Effortlessly cooler than Beyoncé, amiably warmer than Gaga, and infinitely more versatile than Madonna herself, Kelis is the crème de la crème of pop stars. Fluently gliding through angry ball-breaking rhythm‘n’bruise, saucy milkshakin’ glitch-pop, to big-beat Euro house, Kelis acts like an upmarket butcher who moonlights as a pâtissier and does a bit of viniculture on the side.
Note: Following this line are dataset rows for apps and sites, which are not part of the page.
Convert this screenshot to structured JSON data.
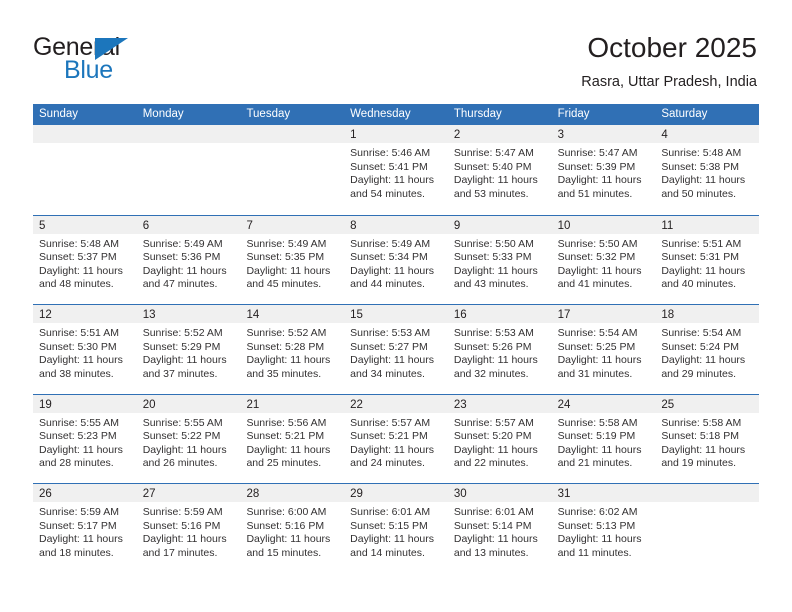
{
  "brand": {
    "name_top": "General",
    "name_bottom": "Blue",
    "triangle_color": "#1c76bc",
    "text_color": "#231f20"
  },
  "header": {
    "title": "October 2025",
    "location": "Rasra, Uttar Pradesh, India"
  },
  "theme": {
    "header_blue": "#3070b5",
    "daynum_band": "#f0f0f0",
    "text": "#231f20"
  },
  "calendar": {
    "weekday_headers": [
      "Sunday",
      "Monday",
      "Tuesday",
      "Wednesday",
      "Thursday",
      "Friday",
      "Saturday"
    ],
    "weeks": [
      [
        {
          "day": "",
          "lines": []
        },
        {
          "day": "",
          "lines": []
        },
        {
          "day": "",
          "lines": []
        },
        {
          "day": "1",
          "lines": [
            "Sunrise: 5:46 AM",
            "Sunset: 5:41 PM",
            "Daylight: 11 hours",
            "and 54 minutes."
          ]
        },
        {
          "day": "2",
          "lines": [
            "Sunrise: 5:47 AM",
            "Sunset: 5:40 PM",
            "Daylight: 11 hours",
            "and 53 minutes."
          ]
        },
        {
          "day": "3",
          "lines": [
            "Sunrise: 5:47 AM",
            "Sunset: 5:39 PM",
            "Daylight: 11 hours",
            "and 51 minutes."
          ]
        },
        {
          "day": "4",
          "lines": [
            "Sunrise: 5:48 AM",
            "Sunset: 5:38 PM",
            "Daylight: 11 hours",
            "and 50 minutes."
          ]
        }
      ],
      [
        {
          "day": "5",
          "lines": [
            "Sunrise: 5:48 AM",
            "Sunset: 5:37 PM",
            "Daylight: 11 hours",
            "and 48 minutes."
          ]
        },
        {
          "day": "6",
          "lines": [
            "Sunrise: 5:49 AM",
            "Sunset: 5:36 PM",
            "Daylight: 11 hours",
            "and 47 minutes."
          ]
        },
        {
          "day": "7",
          "lines": [
            "Sunrise: 5:49 AM",
            "Sunset: 5:35 PM",
            "Daylight: 11 hours",
            "and 45 minutes."
          ]
        },
        {
          "day": "8",
          "lines": [
            "Sunrise: 5:49 AM",
            "Sunset: 5:34 PM",
            "Daylight: 11 hours",
            "and 44 minutes."
          ]
        },
        {
          "day": "9",
          "lines": [
            "Sunrise: 5:50 AM",
            "Sunset: 5:33 PM",
            "Daylight: 11 hours",
            "and 43 minutes."
          ]
        },
        {
          "day": "10",
          "lines": [
            "Sunrise: 5:50 AM",
            "Sunset: 5:32 PM",
            "Daylight: 11 hours",
            "and 41 minutes."
          ]
        },
        {
          "day": "11",
          "lines": [
            "Sunrise: 5:51 AM",
            "Sunset: 5:31 PM",
            "Daylight: 11 hours",
            "and 40 minutes."
          ]
        }
      ],
      [
        {
          "day": "12",
          "lines": [
            "Sunrise: 5:51 AM",
            "Sunset: 5:30 PM",
            "Daylight: 11 hours",
            "and 38 minutes."
          ]
        },
        {
          "day": "13",
          "lines": [
            "Sunrise: 5:52 AM",
            "Sunset: 5:29 PM",
            "Daylight: 11 hours",
            "and 37 minutes."
          ]
        },
        {
          "day": "14",
          "lines": [
            "Sunrise: 5:52 AM",
            "Sunset: 5:28 PM",
            "Daylight: 11 hours",
            "and 35 minutes."
          ]
        },
        {
          "day": "15",
          "lines": [
            "Sunrise: 5:53 AM",
            "Sunset: 5:27 PM",
            "Daylight: 11 hours",
            "and 34 minutes."
          ]
        },
        {
          "day": "16",
          "lines": [
            "Sunrise: 5:53 AM",
            "Sunset: 5:26 PM",
            "Daylight: 11 hours",
            "and 32 minutes."
          ]
        },
        {
          "day": "17",
          "lines": [
            "Sunrise: 5:54 AM",
            "Sunset: 5:25 PM",
            "Daylight: 11 hours",
            "and 31 minutes."
          ]
        },
        {
          "day": "18",
          "lines": [
            "Sunrise: 5:54 AM",
            "Sunset: 5:24 PM",
            "Daylight: 11 hours",
            "and 29 minutes."
          ]
        }
      ],
      [
        {
          "day": "19",
          "lines": [
            "Sunrise: 5:55 AM",
            "Sunset: 5:23 PM",
            "Daylight: 11 hours",
            "and 28 minutes."
          ]
        },
        {
          "day": "20",
          "lines": [
            "Sunrise: 5:55 AM",
            "Sunset: 5:22 PM",
            "Daylight: 11 hours",
            "and 26 minutes."
          ]
        },
        {
          "day": "21",
          "lines": [
            "Sunrise: 5:56 AM",
            "Sunset: 5:21 PM",
            "Daylight: 11 hours",
            "and 25 minutes."
          ]
        },
        {
          "day": "22",
          "lines": [
            "Sunrise: 5:57 AM",
            "Sunset: 5:21 PM",
            "Daylight: 11 hours",
            "and 24 minutes."
          ]
        },
        {
          "day": "23",
          "lines": [
            "Sunrise: 5:57 AM",
            "Sunset: 5:20 PM",
            "Daylight: 11 hours",
            "and 22 minutes."
          ]
        },
        {
          "day": "24",
          "lines": [
            "Sunrise: 5:58 AM",
            "Sunset: 5:19 PM",
            "Daylight: 11 hours",
            "and 21 minutes."
          ]
        },
        {
          "day": "25",
          "lines": [
            "Sunrise: 5:58 AM",
            "Sunset: 5:18 PM",
            "Daylight: 11 hours",
            "and 19 minutes."
          ]
        }
      ],
      [
        {
          "day": "26",
          "lines": [
            "Sunrise: 5:59 AM",
            "Sunset: 5:17 PM",
            "Daylight: 11 hours",
            "and 18 minutes."
          ]
        },
        {
          "day": "27",
          "lines": [
            "Sunrise: 5:59 AM",
            "Sunset: 5:16 PM",
            "Daylight: 11 hours",
            "and 17 minutes."
          ]
        },
        {
          "day": "28",
          "lines": [
            "Sunrise: 6:00 AM",
            "Sunset: 5:16 PM",
            "Daylight: 11 hours",
            "and 15 minutes."
          ]
        },
        {
          "day": "29",
          "lines": [
            "Sunrise: 6:01 AM",
            "Sunset: 5:15 PM",
            "Daylight: 11 hours",
            "and 14 minutes."
          ]
        },
        {
          "day": "30",
          "lines": [
            "Sunrise: 6:01 AM",
            "Sunset: 5:14 PM",
            "Daylight: 11 hours",
            "and 13 minutes."
          ]
        },
        {
          "day": "31",
          "lines": [
            "Sunrise: 6:02 AM",
            "Sunset: 5:13 PM",
            "Daylight: 11 hours",
            "and 11 minutes."
          ]
        },
        {
          "day": "",
          "lines": []
        }
      ]
    ]
  }
}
Food is Kelis’ tribute to, well, food. Another unexpected swerve in direction, a nosh-based concept album is something you might expect of Ween or They Might Be Giants or the prestigious Fast Food Rockers. Should we take Kelis’ love of grub with a pinch of salt? For someone who professes to cherish food so much, she hardly resembles Rosemary Shrager, Tom Kerridge or Mr. Wimpy. Perhaps she also loves exercise, moderate portions and self-restraint. Mind you, the Michelin-starred silver fox sexpot Michel Roux Jr certainly loves his food, and he’s as fat as celery. 'Never trust a fat chef,' as the Daily Telegraph warned us in 2005. “I know that I don’t look it, but I can cook,” Kelis sings on her new track ‘Floyd’, which is named, we can only hope, after the late, great Keith. Who would’ve thought that wine-guzzling gastronome would inspire such a seductive, heavenly neo-ballad?
For her latest flavour transformation, Kelis has hired TV On The Radio’s sous-chef Dave Sitek to handle the oven knobs in her audio kitchen. Blessed with a similarly versatile palette as Kelis, Sitek is a man who knows his onions. In the past he’s helped simmer Liars’ cauldron-brewed noise soup They Were Wrong So We Drowned, baked Yeah Yeah Yeah’s It’s Blitz! lemon sponge and even marinated last year’s BE by Beady Eye, a plat du jour so incomprehensibly ahead of its time that it made Heston Blumenthal look like Aunt Bessie and turned DiS’ own Dan Lucas into a raving fruitcake.
The bright and bubbly zabaglione alternative to the dark, bitter gateaux of Ghostface Killah’s Twelve Reasons To Die, Food similarly loses the sample-heavy DJ-generated backing tracks in favour of funky live instrumentation, and of course Kelis can master her new menu as easy as apple pie. The singles ‘Jerk Ribs’ and ‘Rumble’ are the hors d'oeuvres that will have already given you a taste of what to expect from the main banquet. With no artificial colours or preservatives, Food’s list of ingredients includes funk, soul, gospel, afrobeat, and many other herbs and seasonings. The outcome is both comfortingly retro and exhilaratingly fresh, a modern twist on a classic dish, the aural equivalent of Natalie Coleman’s 'pimped' roast pork belly and quail scotch egg that triumphed in the 2013 Masterchef final. With its big, bold, summery horns, playful rhythms and organic guitars, this Food is sweet, spicy and slightly nutty. It would make the perfect soundtrack to one of those uninhibited sexy swimwear barbeques that we attend all summer long here in the UK.
Peppered among all the upbeat funk/soul numbers are the beautifully love-stricken acoustic morsel ‘Bless the Telephone’, the saucy heavy-breathing Grace Jones-isms of ‘Hooch’, the full-of-beans percussion-centric ‘Cobbler’ and one track that conjures up Isaac Hayes sharing cocktails with Ennio Morricone in Quentin Tarantino’s beach house.
Of course, Kelis’ voice is still top banana, going from strength to strength, the depth of its scrumptious yearning huskiness grows richer with time, like a deep and smoky jus.
As the foulmouthed kitchen fascist Gordon Ramsay might have put it, Kelis’ Food is 'completely fucking delicious'.
9J.R. Moores's Score